*** Begin section ***
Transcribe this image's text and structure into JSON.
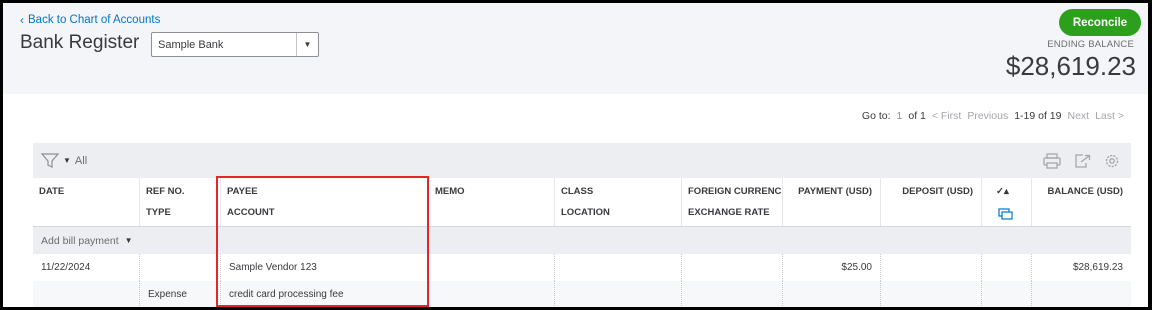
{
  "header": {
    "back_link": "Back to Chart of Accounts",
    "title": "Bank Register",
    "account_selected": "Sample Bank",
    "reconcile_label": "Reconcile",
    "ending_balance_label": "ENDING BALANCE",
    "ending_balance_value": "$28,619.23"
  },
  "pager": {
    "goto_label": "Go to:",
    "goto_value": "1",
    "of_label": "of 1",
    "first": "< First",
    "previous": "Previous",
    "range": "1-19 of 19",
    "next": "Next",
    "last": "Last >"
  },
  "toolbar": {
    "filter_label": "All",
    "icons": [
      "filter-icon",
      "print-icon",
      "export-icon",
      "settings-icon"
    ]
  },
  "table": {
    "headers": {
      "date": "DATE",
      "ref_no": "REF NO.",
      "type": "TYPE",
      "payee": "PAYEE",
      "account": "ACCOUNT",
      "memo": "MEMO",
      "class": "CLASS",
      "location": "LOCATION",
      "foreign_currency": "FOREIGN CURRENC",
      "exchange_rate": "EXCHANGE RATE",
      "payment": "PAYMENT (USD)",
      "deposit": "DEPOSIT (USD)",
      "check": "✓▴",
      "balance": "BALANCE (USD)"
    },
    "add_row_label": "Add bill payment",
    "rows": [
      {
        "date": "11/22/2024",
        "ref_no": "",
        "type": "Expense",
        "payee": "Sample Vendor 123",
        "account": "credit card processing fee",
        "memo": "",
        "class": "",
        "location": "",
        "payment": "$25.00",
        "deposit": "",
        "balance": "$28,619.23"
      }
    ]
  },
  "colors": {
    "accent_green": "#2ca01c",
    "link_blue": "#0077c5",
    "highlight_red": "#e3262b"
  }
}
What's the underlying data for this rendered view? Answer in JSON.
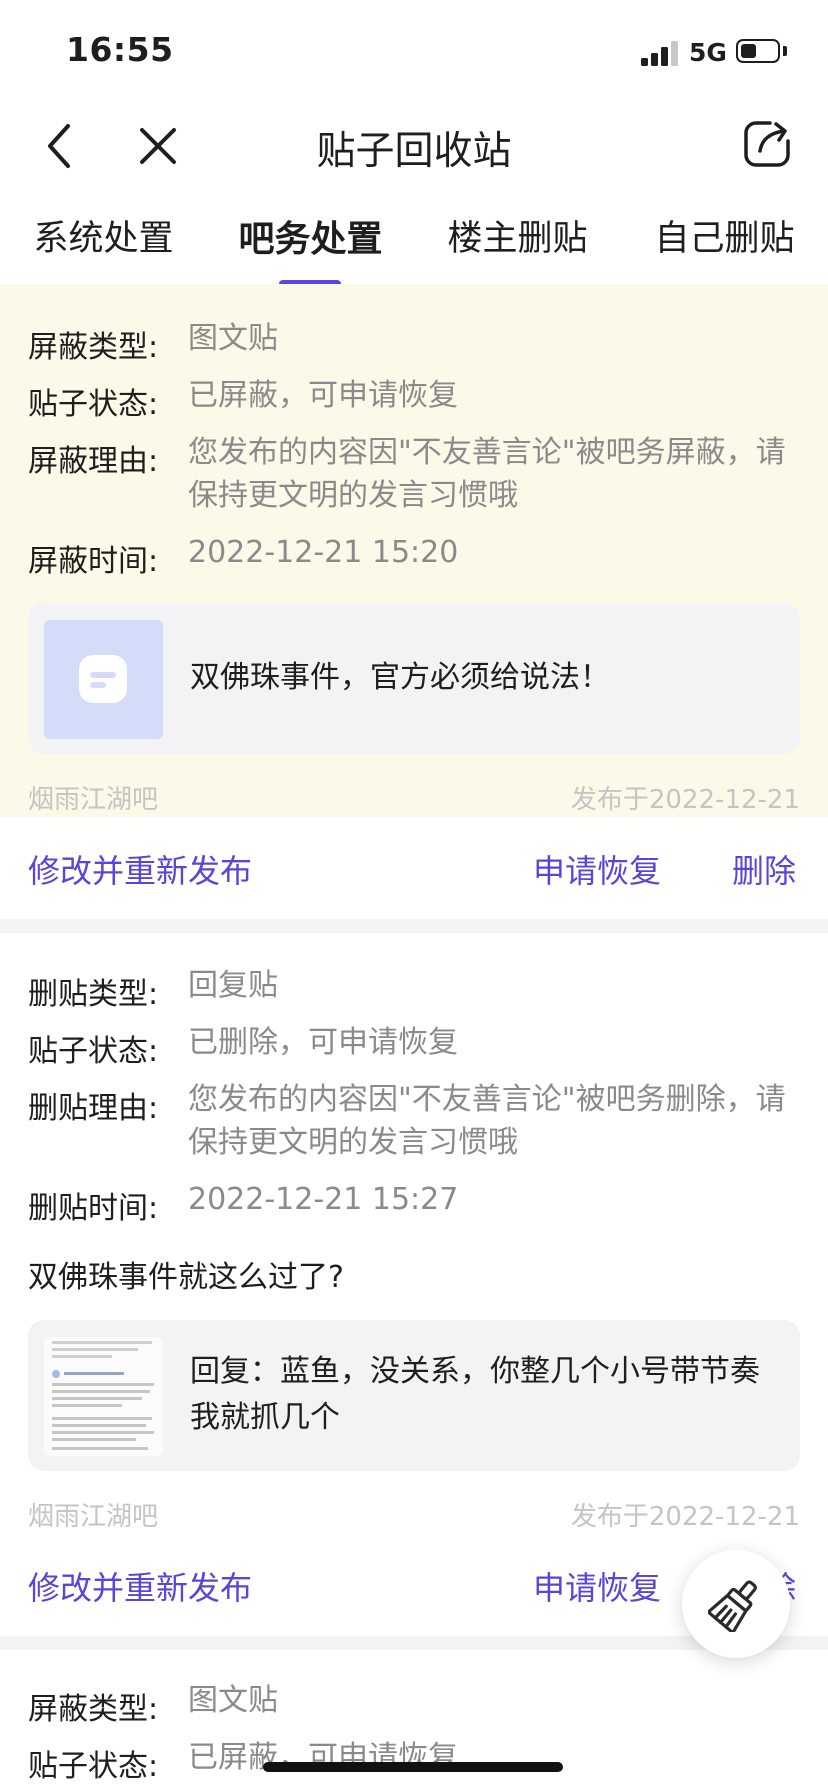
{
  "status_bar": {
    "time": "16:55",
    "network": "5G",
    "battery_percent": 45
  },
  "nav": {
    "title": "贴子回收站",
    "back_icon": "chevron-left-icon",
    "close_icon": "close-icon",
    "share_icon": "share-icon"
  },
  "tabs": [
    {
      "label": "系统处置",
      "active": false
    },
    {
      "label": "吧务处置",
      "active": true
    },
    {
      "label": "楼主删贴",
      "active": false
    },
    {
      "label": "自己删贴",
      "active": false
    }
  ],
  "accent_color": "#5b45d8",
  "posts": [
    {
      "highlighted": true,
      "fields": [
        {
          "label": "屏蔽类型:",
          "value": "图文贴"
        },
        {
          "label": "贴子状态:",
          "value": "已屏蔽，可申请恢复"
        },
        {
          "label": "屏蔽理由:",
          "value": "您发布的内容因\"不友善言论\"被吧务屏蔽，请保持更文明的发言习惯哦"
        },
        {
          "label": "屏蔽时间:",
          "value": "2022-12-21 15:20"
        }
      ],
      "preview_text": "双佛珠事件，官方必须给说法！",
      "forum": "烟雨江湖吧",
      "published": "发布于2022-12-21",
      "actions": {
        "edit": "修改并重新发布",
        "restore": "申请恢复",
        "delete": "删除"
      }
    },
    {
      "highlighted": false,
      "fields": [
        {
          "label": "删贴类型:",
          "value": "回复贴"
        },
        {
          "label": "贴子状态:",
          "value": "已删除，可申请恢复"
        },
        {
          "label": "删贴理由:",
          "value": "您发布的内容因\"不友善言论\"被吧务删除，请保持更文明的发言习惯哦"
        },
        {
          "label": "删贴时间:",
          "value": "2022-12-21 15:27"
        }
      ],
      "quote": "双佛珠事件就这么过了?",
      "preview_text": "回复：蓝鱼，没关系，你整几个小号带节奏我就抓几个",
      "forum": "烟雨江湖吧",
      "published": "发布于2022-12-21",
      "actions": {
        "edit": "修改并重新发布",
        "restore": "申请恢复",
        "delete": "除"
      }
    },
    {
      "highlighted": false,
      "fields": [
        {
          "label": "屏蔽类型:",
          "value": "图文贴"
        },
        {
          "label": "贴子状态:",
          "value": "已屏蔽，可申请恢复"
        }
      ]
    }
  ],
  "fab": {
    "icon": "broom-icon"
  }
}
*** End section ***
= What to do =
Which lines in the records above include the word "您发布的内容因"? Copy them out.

= Completed exercise =
          "value": "您发布的内容因\"不友善言论\"被吧务屏蔽，请保持更文明的发言习惯哦"
          "value": "您发布的内容因\"不友善言论\"被吧务删除，请保持更文明的发言习惯哦"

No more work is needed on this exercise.